Our support of public libraries is why the Government and the Local Government Association established the Libraries Taskforce in 2015. The Taskforce has already published Toolkits and case studies to assist local authorities and consulted on a draft vision for public libraries, “Libraries Deliver: an Ambition for Libraries in England 2016— 2021”. It is expected that this will be finalised and published soon, and will provide a range of practical and innovative options local authorities can deploy to maintain and transform library services. The Government wants local authorities to work with us and their local communities to consider the options available and ensure library services are sustainable for the long term.

Lancashire County Council has been considering library service changes for some time. In January this year the Council undertook a four-week consultation, about proposals and to gather information on how the library service was being used. The proposals included reducing the statutory service from 74 static libraries to 34 libraries. Following consideration of the feedback, the Council issued a second consultation which closed on 14 August. This included proposals to deliver 44 libraries in its statutory public library service, comprising of 37 staffed and resourced libraries, together with seven unstaffed satellite libraries where people could use self-service counters.

The proposed service was to include six mobile library vehicles, a home library service, and the virtual library service.

Lancashire County Council also noted interest from some communities in taking responsibility for buildings and / or taking over the running of a service which the Council no longer proposed to maintain. It invited expressions of interest as part of the consultation.

The Council has considered the feedback to this consultation and revised proposals that included provision of 39 fully staffed and five satellite libraries were put to and agreed by the Council Cabinet on 8 September. The Council intended to close three libraries in Hyndburn - Clayton-le-Moors, Oswaltwistle Library and Rishton Library. Clayton-le- Moors and Oswaltwistle due to close on 30 September, with Rishton to close between 1 October and 30 November 2016.

Council officers are currently considering the viability of business cases submitted by volunteers to take on the running of each of these libraries and are due to report to the Council Cabinet at its meeting on 6 October. Should the business cases be deemed viable we understand Independent Community Libraries may be established at these locations.

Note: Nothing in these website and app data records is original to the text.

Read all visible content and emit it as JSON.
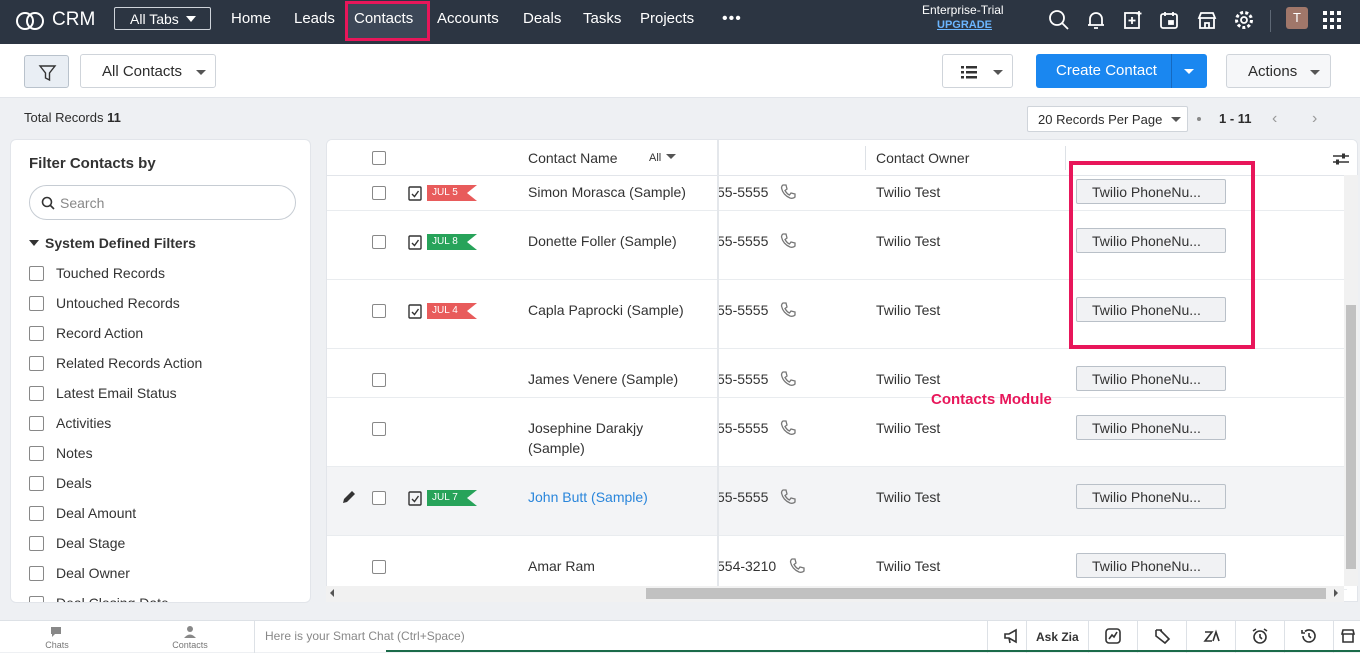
{
  "topbar": {
    "brand": "CRM",
    "all_tabs": "All Tabs",
    "nav": [
      "Home",
      "Leads",
      "Contacts",
      "Accounts",
      "Deals",
      "Tasks",
      "Projects"
    ],
    "more": "•••",
    "active_tab": "Contacts",
    "edition": "Enterprise-Trial",
    "upgrade": "UPGRADE",
    "avatar_initial": "T",
    "icons": [
      "search-icon",
      "bell-icon",
      "add-icon",
      "calendar-icon",
      "marketplace-icon",
      "gear-icon",
      "apps-icon"
    ]
  },
  "toolbar": {
    "view_select": "All Contacts",
    "create_button": "Create Contact",
    "actions_button": "Actions"
  },
  "records": {
    "total_label": "Total Records",
    "total_count": "11",
    "per_page": "20 Records Per Page",
    "range": "1 - 11"
  },
  "sidebar": {
    "title": "Filter Contacts by",
    "search_placeholder": "Search",
    "section": "System Defined Filters",
    "filters": [
      "Touched Records",
      "Untouched Records",
      "Record Action",
      "Related Records Action",
      "Latest Email Status",
      "Activities",
      "Notes",
      "Deals",
      "Deal Amount",
      "Deal Stage",
      "Deal Owner",
      "Deal Closing Date"
    ]
  },
  "grid": {
    "col_name": "Contact Name",
    "col_name_filter": "All",
    "col_owner": "Contact Owner",
    "button_label": "Twilio PhoneNu...",
    "rows": [
      {
        "tag": "JUL 5",
        "tag_color": "#e85b5b",
        "name": "Simon Morasca (Sample)",
        "phone": "55-5555",
        "owner": "Twilio Test"
      },
      {
        "tag": "JUL 8",
        "tag_color": "#27a35a",
        "name": "Donette Foller (Sample)",
        "phone": "55-5555",
        "owner": "Twilio Test"
      },
      {
        "tag": "JUL 4",
        "tag_color": "#e85b5b",
        "name": "Capla Paprocki (Sample)",
        "phone": "55-5555",
        "owner": "Twilio Test"
      },
      {
        "tag": "",
        "name": "James Venere (Sample)",
        "phone": "55-5555",
        "owner": "Twilio Test"
      },
      {
        "tag": "",
        "name": "Josephine Darakjy (Sample)",
        "phone": "55-5555",
        "owner": "Twilio Test"
      },
      {
        "tag": "JUL 7",
        "tag_color": "#27a35a",
        "name": "John Butt (Sample)",
        "phone": "55-5555",
        "owner": "Twilio Test"
      },
      {
        "tag": "",
        "name": "Amar Ram",
        "phone": "554-3210",
        "owner": "Twilio Test"
      }
    ]
  },
  "annotation": "Contacts Module",
  "bottombar": {
    "chats": "Chats",
    "contacts": "Contacts",
    "smart_chat_placeholder": "Here is your Smart Chat (Ctrl+Space)",
    "ask_zia": "Ask Zia"
  },
  "colors": {
    "accent": "#1a87f0",
    "highlight": "#e8165a",
    "topbar": "#2c3542"
  }
}
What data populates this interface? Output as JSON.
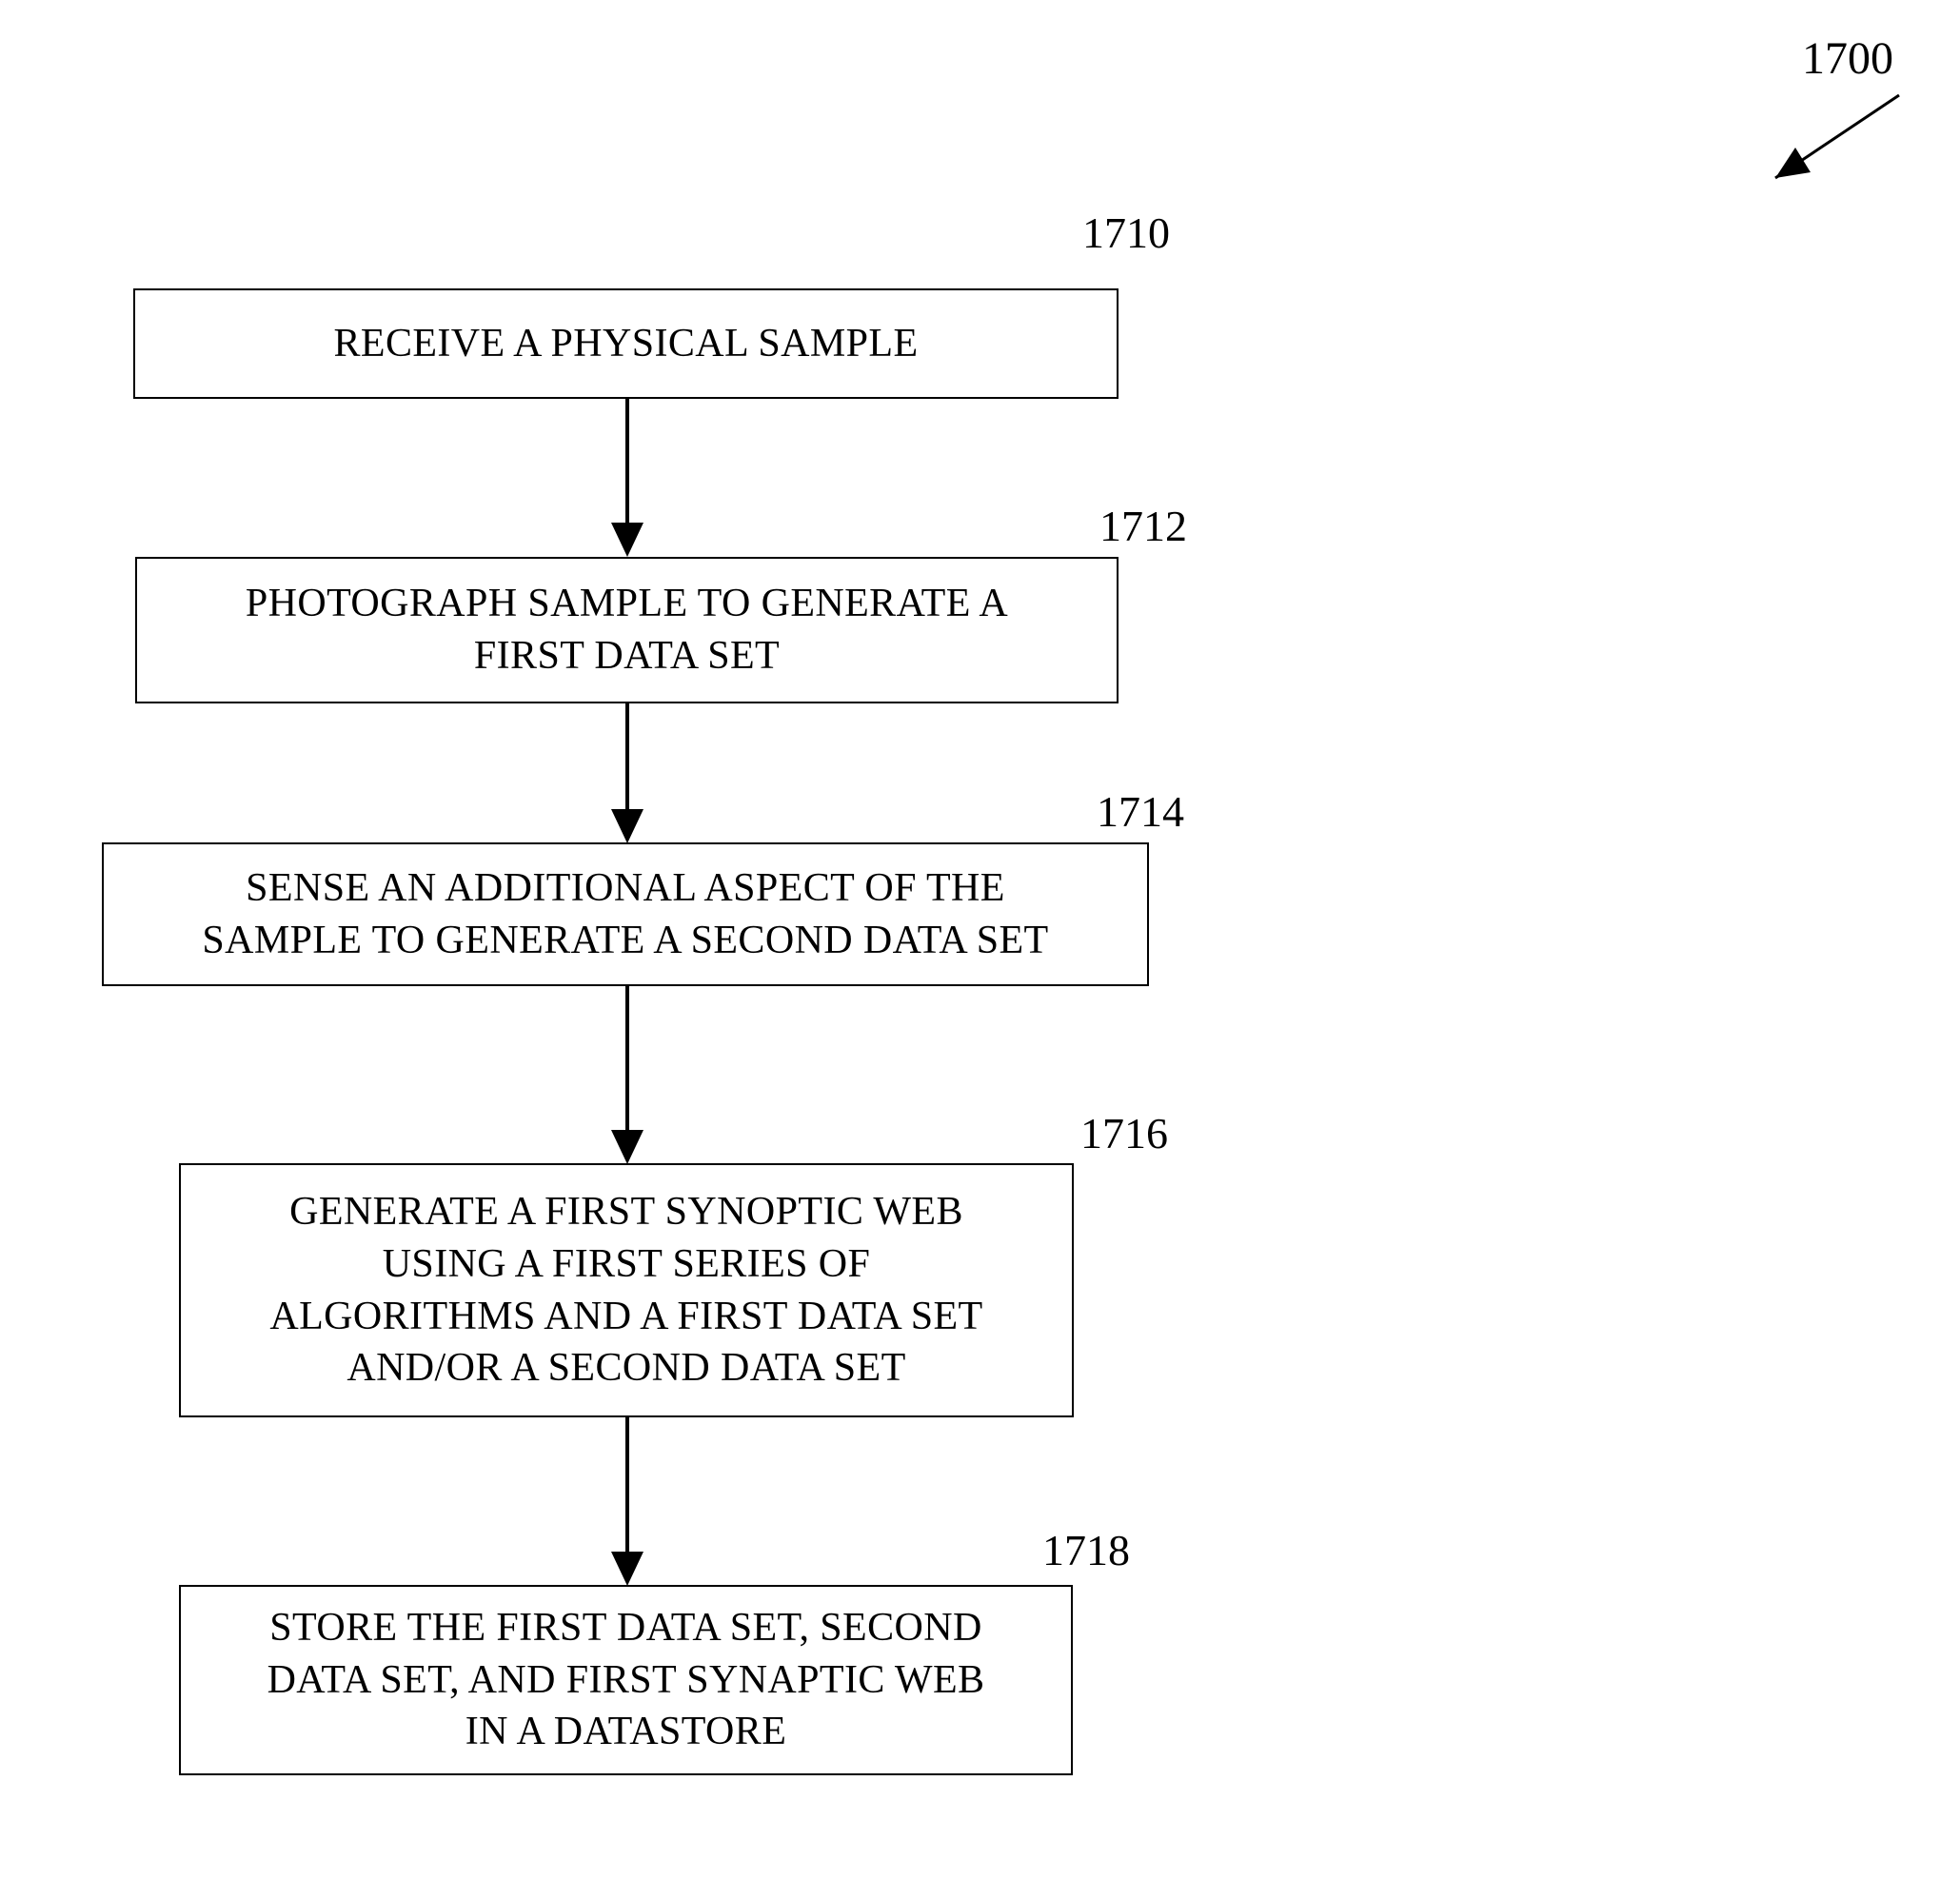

The Department has recently received representations raising concerns that Lancashire County Council may, as a consequence of the changes to its public library service, fail to provide a comprehensive and efficient library service. The representations are being treated as a formal complaint under section 10 (1) (a) of the Act and the Minister for Civil Society has therefore written to Lancashire County Council to inform them. The Department will seek relevant information regarding the proposed changes to the library services, to enable my careful consideration as to whether a local inquiry is necessary to resolve any real doubt about the Council’s compliance with its statutory duty under the Act.